Activity: Set every line of the data down again exactly, and keep the pictures out.

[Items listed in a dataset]

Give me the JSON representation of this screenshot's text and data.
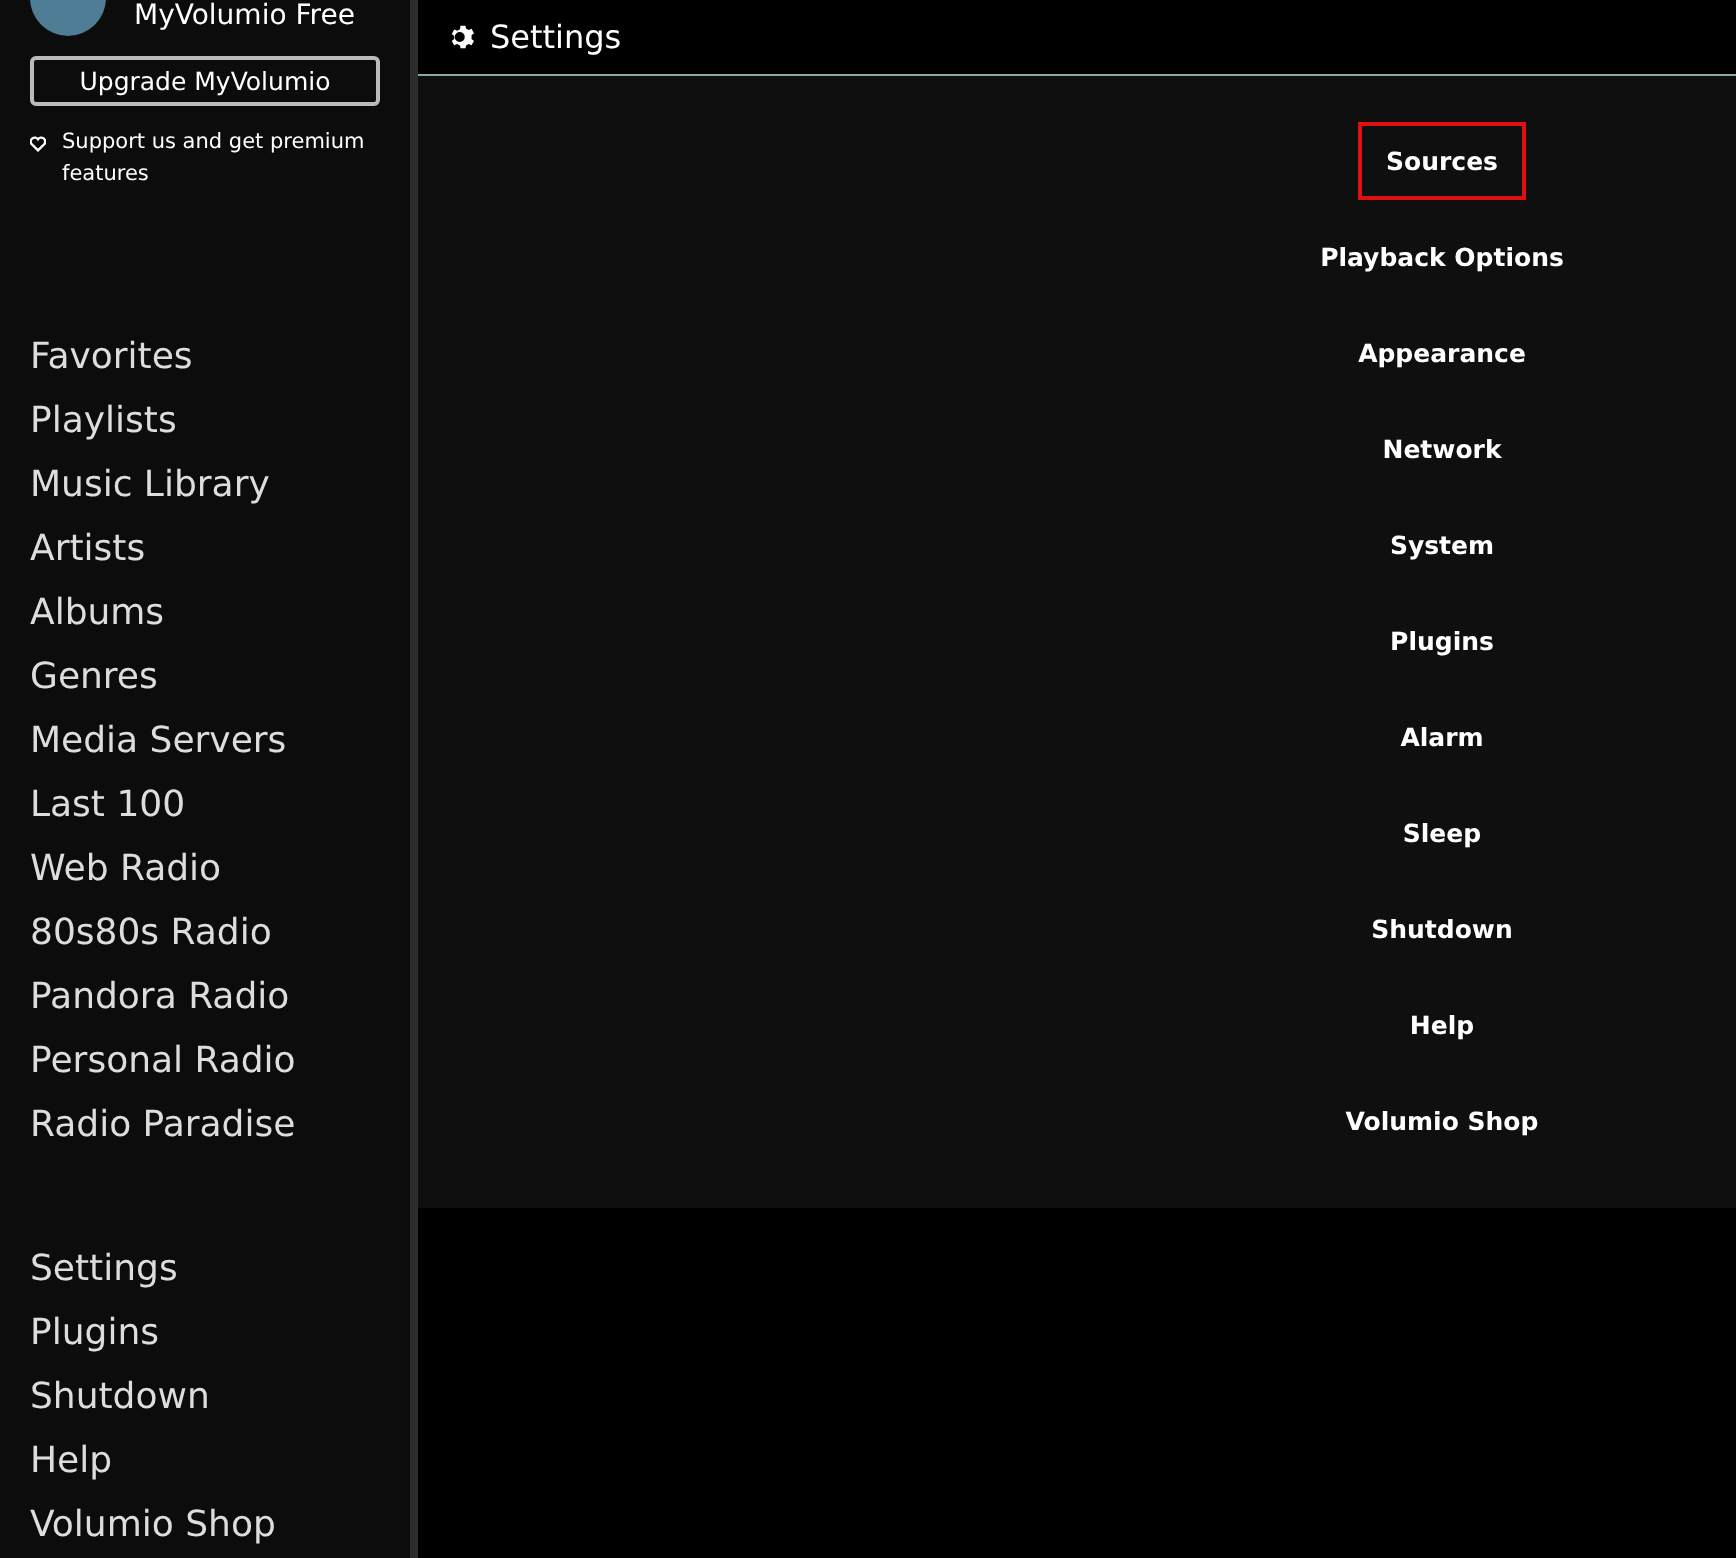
{
  "profile": {
    "name": "MyVolumio Free"
  },
  "upgrade": {
    "button": "Upgrade MyVolumio",
    "note": "Support us and get premium features"
  },
  "sidebar": {
    "groups": [
      {
        "items": [
          "Favorites",
          "Playlists",
          "Music Library",
          "Artists",
          "Albums",
          "Genres",
          "Media Servers",
          "Last 100",
          "Web Radio",
          "80s80s Radio",
          "Pandora Radio",
          "Personal Radio",
          "Radio Paradise"
        ]
      },
      {
        "items": [
          "Settings",
          "Plugins",
          "Shutdown",
          "Help",
          "Volumio Shop"
        ]
      }
    ]
  },
  "header": {
    "title": "Settings"
  },
  "menu": [
    {
      "label": "Sources",
      "selected": true
    },
    {
      "label": "Playback Options",
      "selected": false
    },
    {
      "label": "Appearance",
      "selected": false
    },
    {
      "label": "Network",
      "selected": false
    },
    {
      "label": "System",
      "selected": false
    },
    {
      "label": "Plugins",
      "selected": false
    },
    {
      "label": "Alarm",
      "selected": false
    },
    {
      "label": "Sleep",
      "selected": false
    },
    {
      "label": "Shutdown",
      "selected": false
    },
    {
      "label": "Help",
      "selected": false
    },
    {
      "label": "Volumio Shop",
      "selected": false
    }
  ]
}
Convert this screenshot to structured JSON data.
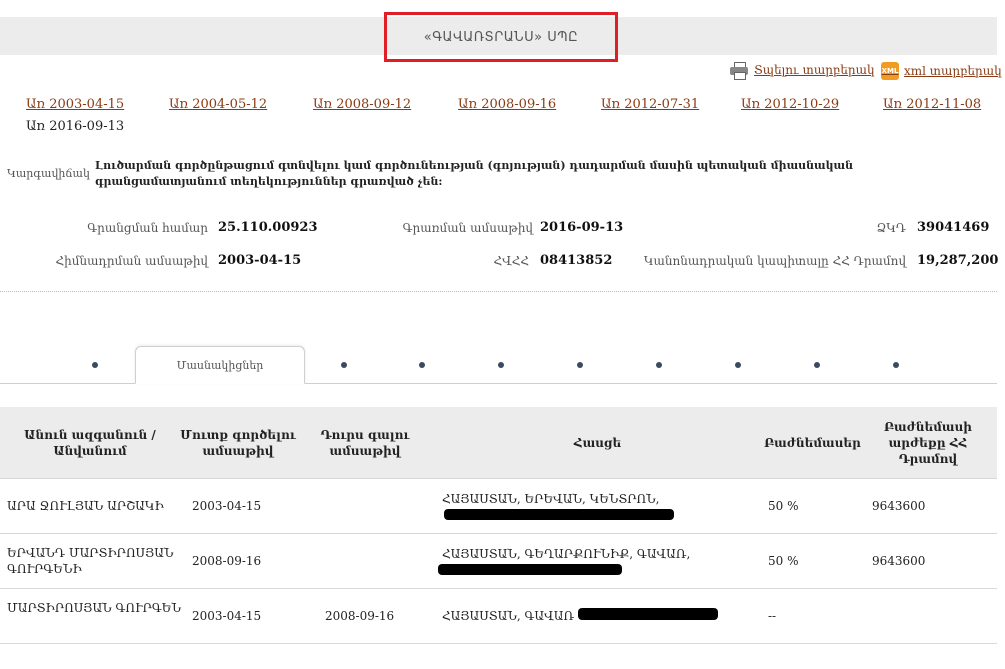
{
  "header": {
    "title": "«ԳԱՎԱՌՏՐԱՆՍ» ՍՊԸ"
  },
  "links": {
    "print": "Տպելու տարբերակ",
    "xml_icon": "XML",
    "xml": "xml տարբերակ"
  },
  "dates": [
    "Առ 2003-04-15",
    "Առ 2004-05-12",
    "Առ 2008-09-12",
    "Առ 2008-09-16",
    "Առ 2012-07-31",
    "Առ 2012-10-29",
    "Առ 2012-11-08"
  ],
  "current_date": "Առ 2016-09-13",
  "status": {
    "label": "Կարգավիճակ",
    "text": "Լուծարման գործընթացում գտնվելու կամ գործունեության (գոյության) դադարման մասին պետական միասնական գրանցամատյանում տեղեկություններ գրառված չեն:"
  },
  "fields": {
    "reg_number_label": "Գրանցման համար",
    "reg_number": "25.110.00923",
    "record_date_label": "Գրառման ամսաթիվ",
    "record_date": "2016-09-13",
    "tin_label": "ՀՎՀՀ",
    "tin": "08413852",
    "founding_date_label": "Հիմնադրման ամսաթիվ",
    "founding_date": "2003-04-15",
    "code_label": "ՁԿԴ",
    "code": "39041469",
    "capital_label": "Կանոնադրական կապիտալը ՀՀ Դրամով",
    "capital": "19,287,200"
  },
  "tabs": {
    "active": "Մասնակիցներ"
  },
  "table": {
    "headers": [
      "Անուն ազգանուն / Անվանում",
      "Մուտք գործելու ամսաթիվ",
      "Դուրս գալու ամսաթիվ",
      "Հասցե",
      "Բաժնեմասեր",
      "Բաժնեմասի արժեքը ՀՀ Դրամով"
    ],
    "rows": [
      {
        "name": "ԱՐԱ ՋՈՒԼՅԱՆ ԱՐՇԱԿԻ",
        "entry": "2003-04-15",
        "exit": "",
        "address": "ՀԱՅԱՍՏԱՆ, ԵՐԵՎԱՆ, ԿԵՆՏՐՈՆ,",
        "share": "50 %",
        "value": "9643600"
      },
      {
        "name": "ԵՐՎԱՆԴ ՄԱՐՏԻՐՈՍՅԱՆ ԳՈՒՐԳԵՆԻ",
        "entry": "2008-09-16",
        "exit": "",
        "address": "ՀԱՅԱՍՏԱՆ, ԳԵՂԱՐՔՈՒՆԻՔ, ԳԱՎԱՌ,",
        "share": "50 %",
        "value": "9643600"
      },
      {
        "name": "ՄԱՐՏԻՐՈՍՅԱՆ ԳՈՒՐԳԵՆ",
        "entry": "2003-04-15",
        "exit": "2008-09-16",
        "address": "ՀԱՅԱՍՏԱՆ, ԳԱՎԱՌ",
        "share": "--",
        "value": ""
      }
    ]
  }
}
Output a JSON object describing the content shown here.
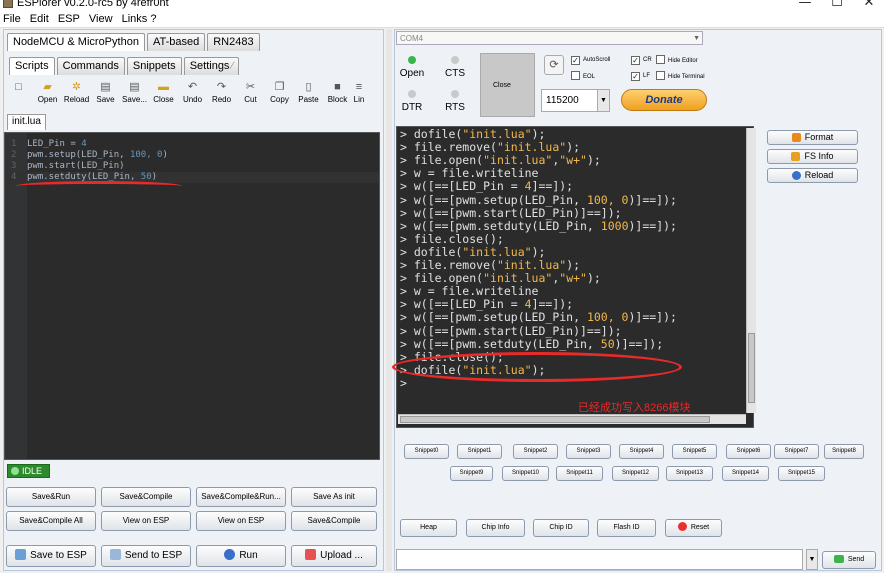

Response to the exercise:
Give me the JSON representation of this screenshot's text and data.
{
  "profile": {
    "name": "MyVolumio Free"
  },
  "upgrade": {
    "button": "Upgrade MyVolumio",
    "note": "Support us and get premium features"
  },
  "sidebar": {
    "groups": [
      {
        "items": [
          "Favorites",
          "Playlists",
          "Music Library",
          "Artists",
          "Albums",
          "Genres",
          "Media Servers",
          "Last 100",
          "Web Radio",
          "80s80s Radio",
          "Pandora Radio",
          "Personal Radio",
          "Radio Paradise"
        ]
      },
      {
        "items": [
          "Settings",
          "Plugins",
          "Shutdown",
          "Help",
          "Volumio Shop"
        ]
      }
    ]
  },
  "header": {
    "title": "Settings"
  },
  "menu": [
    {
      "label": "Sources",
      "selected": true
    },
    {
      "label": "Playback Options",
      "selected": false
    },
    {
      "label": "Appearance",
      "selected": false
    },
    {
      "label": "Network",
      "selected": false
    },
    {
      "label": "System",
      "selected": false
    },
    {
      "label": "Plugins",
      "selected": false
    },
    {
      "label": "Alarm",
      "selected": false
    },
    {
      "label": "Sleep",
      "selected": false
    },
    {
      "label": "Shutdown",
      "selected": false
    },
    {
      "label": "Help",
      "selected": false
    },
    {
      "label": "Volumio Shop",
      "selected": false
    }
  ]
}
Convert this screenshot to structured JSON data.
{
  "header": {
    "title": "«ԳԱՎԱՌՏՐԱՆՍ» ՍՊԸ"
  },
  "links": {
    "print": "Տպելու տարբերակ",
    "xml_icon": "XML",
    "xml": "xml տարբերակ"
  },
  "dates": [
    "Առ 2003-04-15",
    "Առ 2004-05-12",
    "Առ 2008-09-12",
    "Առ 2008-09-16",
    "Առ 2012-07-31",
    "Առ 2012-10-29",
    "Առ 2012-11-08"
  ],
  "current_date": "Առ 2016-09-13",
  "status": {
    "label": "Կարգավիճակ",
    "text": "Լուծարման գործընթացում գտնվելու կամ գործունեության (գոյության) դադարման մասին պետական միասնական գրանցամատյանում տեղեկություններ գրառված չեն:"
  },
  "fields": {
    "reg_number_label": "Գրանցման համար",
    "reg_number": "25.110.00923",
    "record_date_label": "Գրառման ամսաթիվ",
    "record_date": "2016-09-13",
    "tin_label": "ՀՎՀՀ",
    "tin": "08413852",
    "founding_date_label": "Հիմնադրման ամսաթիվ",
    "founding_date": "2003-04-15",
    "code_label": "ՁԿԴ",
    "code": "39041469",
    "capital_label": "Կանոնադրական կապիտալը ՀՀ Դրամով",
    "capital": "19,287,200"
  },
  "tabs": {
    "active": "Մասնակիցներ"
  },
  "table": {
    "headers": [
      "Անուն ազգանուն / Անվանում",
      "Մուտք գործելու ամսաթիվ",
      "Դուրս գալու ամսաթիվ",
      "Հասցե",
      "Բաժնեմասեր",
      "Բաժնեմասի արժեքը ՀՀ Դրամով"
    ],
    "rows": [
      {
        "name": "ԱՐԱ ՋՈՒԼՅԱՆ ԱՐՇԱԿԻ",
        "entry": "2003-04-15",
        "exit": "",
        "address": "ՀԱՅԱՍՏԱՆ, ԵՐԵՎԱՆ, ԿԵՆՏՐՈՆ,",
        "share": "50 %",
        "value": "9643600"
      },
      {
        "name": "ԵՐՎԱՆԴ ՄԱՐՏԻՐՈՍՅԱՆ ԳՈՒՐԳԵՆԻ",
        "entry": "2008-09-16",
        "exit": "",
        "address": "ՀԱՅԱՍՏԱՆ, ԳԵՂԱՐՔՈՒՆԻՔ, ԳԱՎԱՌ,",
        "share": "50 %",
        "value": "9643600"
      },
      {
        "name": "ՄԱՐՏԻՐՈՍՅԱՆ ԳՈՒՐԳԵՆ",
        "entry": "2003-04-15",
        "exit": "2008-09-16",
        "address": "ՀԱՅԱՍՏԱՆ, ԳԱՎԱՌ",
        "share": "--",
        "value": ""
      }
    ]
  }
}
Output a JSON object describing the content shown here.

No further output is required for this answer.